BEGIN

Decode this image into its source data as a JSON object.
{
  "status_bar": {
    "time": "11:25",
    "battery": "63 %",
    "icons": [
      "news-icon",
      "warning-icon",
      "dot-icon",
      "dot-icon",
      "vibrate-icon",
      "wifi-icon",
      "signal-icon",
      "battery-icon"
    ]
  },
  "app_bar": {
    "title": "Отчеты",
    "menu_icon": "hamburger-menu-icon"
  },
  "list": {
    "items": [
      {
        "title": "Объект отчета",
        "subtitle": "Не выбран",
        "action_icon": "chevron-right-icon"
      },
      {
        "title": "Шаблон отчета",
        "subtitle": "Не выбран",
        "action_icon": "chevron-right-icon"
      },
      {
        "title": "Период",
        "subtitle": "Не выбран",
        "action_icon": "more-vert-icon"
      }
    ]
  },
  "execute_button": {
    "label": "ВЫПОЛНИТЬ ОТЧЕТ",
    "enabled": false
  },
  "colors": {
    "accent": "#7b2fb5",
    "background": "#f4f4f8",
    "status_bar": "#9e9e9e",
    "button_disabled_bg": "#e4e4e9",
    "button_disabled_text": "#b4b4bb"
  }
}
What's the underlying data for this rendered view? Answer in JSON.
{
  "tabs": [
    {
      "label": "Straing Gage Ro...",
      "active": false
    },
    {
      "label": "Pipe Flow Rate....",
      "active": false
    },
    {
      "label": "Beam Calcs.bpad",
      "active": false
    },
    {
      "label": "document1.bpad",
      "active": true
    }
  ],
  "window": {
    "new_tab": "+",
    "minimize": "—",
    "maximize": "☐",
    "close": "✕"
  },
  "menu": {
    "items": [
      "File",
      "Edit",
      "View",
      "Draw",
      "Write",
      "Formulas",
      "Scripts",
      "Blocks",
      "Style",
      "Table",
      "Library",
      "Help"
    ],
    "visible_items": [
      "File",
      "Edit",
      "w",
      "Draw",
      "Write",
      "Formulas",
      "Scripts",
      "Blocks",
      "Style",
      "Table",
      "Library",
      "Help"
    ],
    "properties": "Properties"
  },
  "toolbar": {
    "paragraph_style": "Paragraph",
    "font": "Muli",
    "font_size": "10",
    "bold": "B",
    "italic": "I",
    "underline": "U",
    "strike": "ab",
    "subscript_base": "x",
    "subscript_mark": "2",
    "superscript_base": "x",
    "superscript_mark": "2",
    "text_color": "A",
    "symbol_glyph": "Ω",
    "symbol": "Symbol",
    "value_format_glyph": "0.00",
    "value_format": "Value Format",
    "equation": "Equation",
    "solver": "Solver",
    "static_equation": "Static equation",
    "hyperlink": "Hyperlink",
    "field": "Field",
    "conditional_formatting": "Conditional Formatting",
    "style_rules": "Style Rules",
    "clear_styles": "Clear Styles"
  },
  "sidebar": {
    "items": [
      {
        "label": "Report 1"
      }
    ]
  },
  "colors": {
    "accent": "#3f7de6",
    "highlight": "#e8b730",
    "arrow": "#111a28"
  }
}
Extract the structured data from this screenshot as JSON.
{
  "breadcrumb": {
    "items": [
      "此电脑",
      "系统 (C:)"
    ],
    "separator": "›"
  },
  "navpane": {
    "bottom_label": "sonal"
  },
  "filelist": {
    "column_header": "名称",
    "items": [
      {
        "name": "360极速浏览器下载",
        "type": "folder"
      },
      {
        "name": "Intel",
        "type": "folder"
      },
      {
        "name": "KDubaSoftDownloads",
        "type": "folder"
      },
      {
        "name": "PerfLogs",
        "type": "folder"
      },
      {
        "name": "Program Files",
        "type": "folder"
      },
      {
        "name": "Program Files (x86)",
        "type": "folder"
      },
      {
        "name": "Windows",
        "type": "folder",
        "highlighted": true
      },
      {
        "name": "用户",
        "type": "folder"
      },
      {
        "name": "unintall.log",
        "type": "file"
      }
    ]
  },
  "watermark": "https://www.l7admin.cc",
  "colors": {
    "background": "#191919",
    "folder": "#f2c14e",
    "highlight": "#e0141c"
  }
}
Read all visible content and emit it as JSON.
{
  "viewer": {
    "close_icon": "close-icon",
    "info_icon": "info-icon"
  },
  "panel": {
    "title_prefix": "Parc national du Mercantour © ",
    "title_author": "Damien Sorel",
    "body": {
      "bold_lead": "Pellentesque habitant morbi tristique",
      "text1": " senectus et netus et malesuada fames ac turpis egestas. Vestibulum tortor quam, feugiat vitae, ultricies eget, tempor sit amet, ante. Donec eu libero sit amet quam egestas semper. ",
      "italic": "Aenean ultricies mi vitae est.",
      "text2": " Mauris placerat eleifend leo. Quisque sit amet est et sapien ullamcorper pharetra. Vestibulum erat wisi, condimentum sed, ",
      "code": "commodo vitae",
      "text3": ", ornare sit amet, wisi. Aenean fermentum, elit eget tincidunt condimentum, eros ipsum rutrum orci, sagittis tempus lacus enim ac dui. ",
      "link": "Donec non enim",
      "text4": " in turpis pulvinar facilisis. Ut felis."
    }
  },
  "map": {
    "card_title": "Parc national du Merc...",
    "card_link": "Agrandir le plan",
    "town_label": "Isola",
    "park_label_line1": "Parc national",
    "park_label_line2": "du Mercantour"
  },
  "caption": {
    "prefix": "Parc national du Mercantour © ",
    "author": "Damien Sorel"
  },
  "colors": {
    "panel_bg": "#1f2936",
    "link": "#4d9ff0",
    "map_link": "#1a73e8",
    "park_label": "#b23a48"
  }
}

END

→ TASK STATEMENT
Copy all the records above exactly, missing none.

→ EXERCISE ANSWER
Decode this image into its source data as a JSON object.
{
  "status_bar": {
    "time": "11:25",
    "battery": "63 %",
    "icons": [
      "news-icon",
      "warning-icon",
      "dot-icon",
      "dot-icon",
      "vibrate-icon",
      "wifi-icon",
      "signal-icon",
      "battery-icon"
    ]
  },
  "app_bar": {
    "title": "Отчеты",
    "menu_icon": "hamburger-menu-icon"
  },
  "list": {
    "items": [
      {
        "title": "Объект отчета",
        "subtitle": "Не выбран",
        "action_icon": "chevron-right-icon"
      },
      {
        "title": "Шаблон отчета",
        "subtitle": "Не выбран",
        "action_icon": "chevron-right-icon"
      },
      {
        "title": "Период",
        "subtitle": "Не выбран",
        "action_icon": "more-vert-icon"
      }
    ]
  },
  "execute_button": {
    "label": "ВЫПОЛНИТЬ ОТЧЕТ",
    "enabled": false
  },
  "colors": {
    "accent": "#7b2fb5",
    "background": "#f4f4f8",
    "status_bar": "#9e9e9e",
    "button_disabled_bg": "#e4e4e9",
    "button_disabled_text": "#b4b4bb"
  }
}
What's the underlying data for this rendered view? Answer in JSON.
{
  "tabs": [
    {
      "label": "Straing Gage Ro...",
      "active": false
    },
    {
      "label": "Pipe Flow Rate....",
      "active": false
    },
    {
      "label": "Beam Calcs.bpad",
      "active": false
    },
    {
      "label": "document1.bpad",
      "active": true
    }
  ],
  "window": {
    "new_tab": "+",
    "minimize": "—",
    "maximize": "☐",
    "close": "✕"
  },
  "menu": {
    "items": [
      "File",
      "Edit",
      "View",
      "Draw",
      "Write",
      "Formulas",
      "Scripts",
      "Blocks",
      "Style",
      "Table",
      "Library",
      "Help"
    ],
    "visible_items": [
      "File",
      "Edit",
      "w",
      "Draw",
      "Write",
      "Formulas",
      "Scripts",
      "Blocks",
      "Style",
      "Table",
      "Library",
      "Help"
    ],
    "properties": "Properties"
  },
  "toolbar": {
    "paragraph_style": "Paragraph",
    "font": "Muli",
    "font_size": "10",
    "bold": "B",
    "italic": "I",
    "underline": "U",
    "strike": "ab",
    "subscript_base": "x",
    "subscript_mark": "2",
    "superscript_base": "x",
    "superscript_mark": "2",
    "text_color": "A",
    "symbol_glyph": "Ω",
    "symbol": "Symbol",
    "value_format_glyph": "0.00",
    "value_format": "Value Format",
    "equation": "Equation",
    "solver": "Solver",
    "static_equation": "Static equation",
    "hyperlink": "Hyperlink",
    "field": "Field",
    "conditional_formatting": "Conditional Formatting",
    "style_rules": "Style Rules",
    "clear_styles": "Clear Styles"
  },
  "sidebar": {
    "items": [
      {
        "label": "Report 1"
      }
    ]
  },
  "colors": {
    "accent": "#3f7de6",
    "highlight": "#e8b730",
    "arrow": "#111a28"
  }
}
Extract the structured data from this screenshot as JSON.
{
  "breadcrumb": {
    "items": [
      "此电脑",
      "系统 (C:)"
    ],
    "separator": "›"
  },
  "navpane": {
    "bottom_label": "sonal"
  },
  "filelist": {
    "column_header": "名称",
    "items": [
      {
        "name": "360极速浏览器下载",
        "type": "folder"
      },
      {
        "name": "Intel",
        "type": "folder"
      },
      {
        "name": "KDubaSoftDownloads",
        "type": "folder"
      },
      {
        "name": "PerfLogs",
        "type": "folder"
      },
      {
        "name": "Program Files",
        "type": "folder"
      },
      {
        "name": "Program Files (x86)",
        "type": "folder"
      },
      {
        "name": "Windows",
        "type": "folder",
        "highlighted": true
      },
      {
        "name": "用户",
        "type": "folder"
      },
      {
        "name": "unintall.log",
        "type": "file"
      }
    ]
  },
  "watermark": "https://www.l7admin.cc",
  "colors": {
    "background": "#191919",
    "folder": "#f2c14e",
    "highlight": "#e0141c"
  }
}
Read all visible content and emit it as JSON.
{
  "viewer": {
    "close_icon": "close-icon",
    "info_icon": "info-icon"
  },
  "panel": {
    "title_prefix": "Parc national du Mercantour © ",
    "title_author": "Damien Sorel",
    "body": {
      "bold_lead": "Pellentesque habitant morbi tristique",
      "text1": " senectus et netus et malesuada fames ac turpis egestas. Vestibulum tortor quam, feugiat vitae, ultricies eget, tempor sit amet, ante. Donec eu libero sit amet quam egestas semper. ",
      "italic": "Aenean ultricies mi vitae est.",
      "text2": " Mauris placerat eleifend leo. Quisque sit amet est et sapien ullamcorper pharetra. Vestibulum erat wisi, condimentum sed, ",
      "code": "commodo vitae",
      "text3": ", ornare sit amet, wisi. Aenean fermentum, elit eget tincidunt condimentum, eros ipsum rutrum orci, sagittis tempus lacus enim ac dui. ",
      "link": "Donec non enim",
      "text4": " in turpis pulvinar facilisis. Ut felis."
    }
  },
  "map": {
    "card_title": "Parc national du Merc...",
    "card_link": "Agrandir le plan",
    "town_label": "Isola",
    "park_label_line1": "Parc national",
    "park_label_line2": "du Mercantour"
  },
  "caption": {
    "prefix": "Parc national du Mercantour © ",
    "author": "Damien Sorel"
  },
  "colors": {
    "panel_bg": "#1f2936",
    "link": "#4d9ff0",
    "map_link": "#1a73e8",
    "park_label": "#b23a48"
  }
}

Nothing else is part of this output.